Cannabis-associated arteritis

Vasa. 2010 Feb;39(1):43-53. doi: 10.1024/0301-1526/a000004.


Background: To investigate the hypothesis that cases of arteritis similar to thromboangiitis obliterans (TAO) and associated with the use of cannabis were caused by cannabis or THC (dronabinol), or that cannabis use is a co-factor of TAO.

Patients and methods: A systematic review on case reports and the literature on so-called cannabis arteritis, TAO, and cardiovascular effects of cannabinoids was conducted.

Results: Fifteen reports with 57 cases of an arteritis associated with the use of cannabis and two additional case series of TAO, in which some patients also used cannabis, were identified. Clinical and pathological features of cannabis-associated arteritis do not differ from TAO and the major risk factor of TAO, tobacco use, was present in most, if not in all of these cases. The proposed pathophysiological mechanisms for the development of an arteritis by cannabis use are not substantiated.

Conclusions: The hypothesis of cannabis being a causative factor or co-factor of TAO or an arteritis similar to TAO is not supported by the available evidence. The use of the term cannabis arteritis should be avoided until or unless more convincing scientific support is forthcoming.

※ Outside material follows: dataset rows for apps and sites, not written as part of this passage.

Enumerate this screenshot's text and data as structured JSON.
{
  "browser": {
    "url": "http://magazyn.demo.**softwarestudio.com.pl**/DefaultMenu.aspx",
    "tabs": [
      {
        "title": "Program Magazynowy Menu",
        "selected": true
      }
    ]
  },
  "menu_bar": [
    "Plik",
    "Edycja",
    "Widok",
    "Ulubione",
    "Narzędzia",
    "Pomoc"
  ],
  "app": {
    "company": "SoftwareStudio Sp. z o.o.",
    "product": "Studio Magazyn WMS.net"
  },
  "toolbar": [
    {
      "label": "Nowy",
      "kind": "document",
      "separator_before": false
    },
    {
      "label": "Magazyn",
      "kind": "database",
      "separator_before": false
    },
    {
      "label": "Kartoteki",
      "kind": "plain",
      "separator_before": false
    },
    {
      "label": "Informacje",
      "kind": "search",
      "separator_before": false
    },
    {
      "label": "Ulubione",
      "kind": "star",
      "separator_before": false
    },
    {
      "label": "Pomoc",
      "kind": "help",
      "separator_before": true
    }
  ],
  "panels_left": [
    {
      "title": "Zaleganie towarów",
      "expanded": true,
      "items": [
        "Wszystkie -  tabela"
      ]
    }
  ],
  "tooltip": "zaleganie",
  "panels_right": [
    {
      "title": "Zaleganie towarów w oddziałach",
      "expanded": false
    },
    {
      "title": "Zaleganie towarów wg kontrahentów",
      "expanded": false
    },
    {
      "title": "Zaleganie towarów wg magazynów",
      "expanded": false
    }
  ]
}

Publication types

  • Review
  • Systematic Review

MeSH terms

  • Arteritis / etiology*
  • Arteritis / physiopathology
  • Cannabis / adverse effects*
  • Humans
  • Marijuana Abuse / complications*
  • Thromboangiitis Obliterans / etiology*
  • Thromboangiitis Obliterans / physiopathology